2015 GSA Annual Meeting in Baltimore, Maryland, USA (1-4 November 2015)

Paper No. 291-1
Presentation Time: 9:00 AM-6:30 PM


NEBEL, Angela, Piedmont Virginia Community College, 501 College Ave., Charllestesville, VA 22902, angelanbl162@gmail.com

The Sherando Lake rockslide is more than just a rockslide. In analyzing the rockslide and its causes, a number of discoveries were made. It contains Skolithos liniaris (worm tubes), which are about 500 million years old. This makes these fossils the oldest found in Virginia. It may also contain evidence of Sea Pens, crinoids that occurred in the early Cambrian. Other fossil traces like mud cracks and bioturbation activity can also be seen.

From the information collected and through the work of others, it is possible to put together the history of the rock at Sherando Lake. The quartzites began life as beach sandstone and were deposited in a barrier island complex—a nearshore to offshore shallow marine environment with pure quartz sand, similar to what we find today in the Outer Banks in North Carolina. Based on large numbers of worm tubes and other signs, it was teeming with life.

It then was buried, metamorphosed and thrust about 100 miles to where it exists today.

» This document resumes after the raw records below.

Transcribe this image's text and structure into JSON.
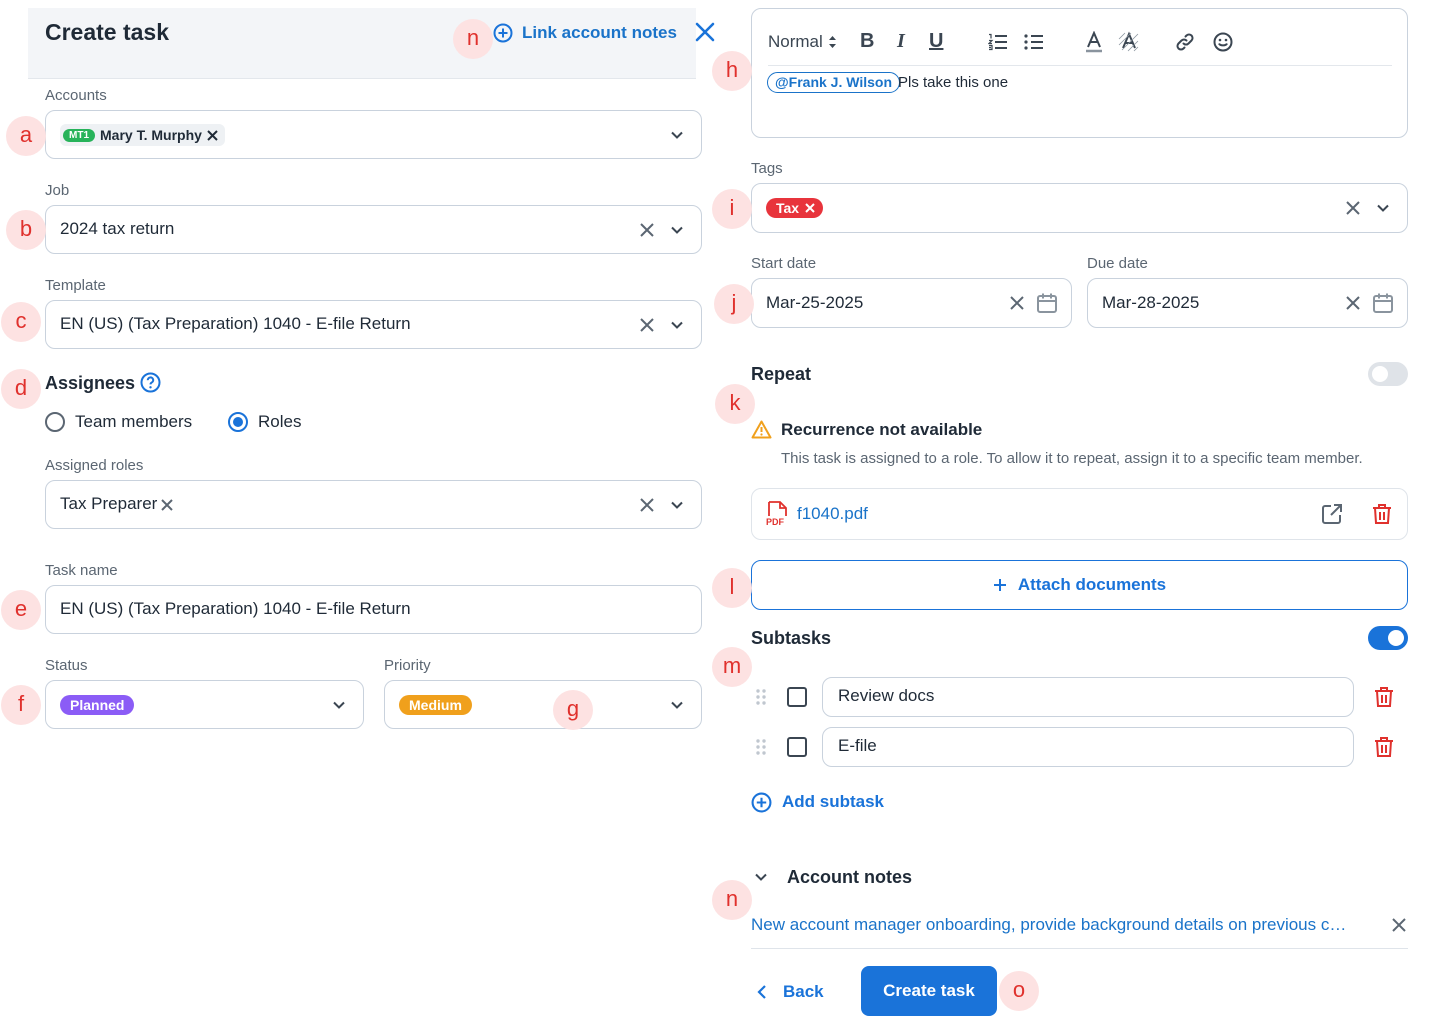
{
  "header": {
    "title": "Create task",
    "link_notes": "Link account notes"
  },
  "left": {
    "accounts": {
      "label": "Accounts",
      "chip_badge": "MT1",
      "chip_name": "Mary T. Murphy"
    },
    "job": {
      "label": "Job",
      "value": "2024 tax return"
    },
    "template": {
      "label": "Template",
      "value": "EN (US) (Tax Preparation) 1040 - E-file Return"
    },
    "assignees": {
      "title": "Assignees",
      "opt_team": "Team members",
      "opt_roles": "Roles",
      "selected": "Roles"
    },
    "assigned_roles": {
      "label": "Assigned roles",
      "value": "Tax Preparer"
    },
    "task_name": {
      "label": "Task name",
      "value": "EN (US) (Tax Preparation) 1040 - E-file Return"
    },
    "status": {
      "label": "Status",
      "value": "Planned",
      "color": "#8b5cf6"
    },
    "priority": {
      "label": "Priority",
      "value": "Medium",
      "color": "#f0a01c"
    }
  },
  "right": {
    "editor": {
      "style": "Normal",
      "mention": "@Frank J. Wilson",
      "text": "Pls take this one"
    },
    "tags": {
      "label": "Tags",
      "tag": "Tax",
      "color": "#e8343c"
    },
    "start_date": {
      "label": "Start date",
      "value": "Mar-25-2025"
    },
    "due_date": {
      "label": "Due date",
      "value": "Mar-28-2025"
    },
    "repeat": {
      "title": "Repeat",
      "warn_title": "Recurrence not available",
      "warn_text": "This task is assigned to a role. To allow it to repeat, assign it to a specific team member."
    },
    "file": {
      "name": "f1040.pdf",
      "ext": "PDF"
    },
    "attach": "Attach documents",
    "subtasks": {
      "title": "Subtasks",
      "items": [
        "Review docs",
        "E-file"
      ],
      "add": "Add subtask"
    },
    "notes": {
      "title": "Account notes",
      "text": "New account manager onboarding, provide background details on previous c…"
    },
    "back": "Back",
    "create": "Create task"
  },
  "markers": {
    "a": "a",
    "b": "b",
    "c": "c",
    "d": "d",
    "e": "e",
    "f": "f",
    "g": "g",
    "h": "h",
    "i": "i",
    "j": "j",
    "k": "k",
    "l": "l",
    "m": "m",
    "n": "n",
    "o": "o"
  },
  "colors": {
    "accent": "#1a73d9",
    "danger": "#e0312d",
    "marker_bg": "#fde2e2"
  }
}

Quartzites are extremely resistant to erosion. However, in more geologically recent times, the colder climate has resulted in ice wedging along fractures in the rock.

The anatomy of the rockslide indicates that the lithic composition of the slide is homogeneous; however, significant changes in the rocks’ appearance were found in some places. The quartz in the sandstone is well cemented with silica but in other places of the slide it is fine grained, laminated and layered. These changes are noticeable in the higher points of the slide where the quartzite sandstone is well structured, while in the places near the vegetative border, rocks with more layers appeared. The lack of vegetation in parts of the slide suggests that it is still moving. The relative homogenous size of rocks indicates a uniform fracture pattern.

In summary, the Sherando Lake rockslide is moving today and is the result of ice wedging. It contains the oldest fossils in Virginia. To fully unravel all of its mysteries will require additional study.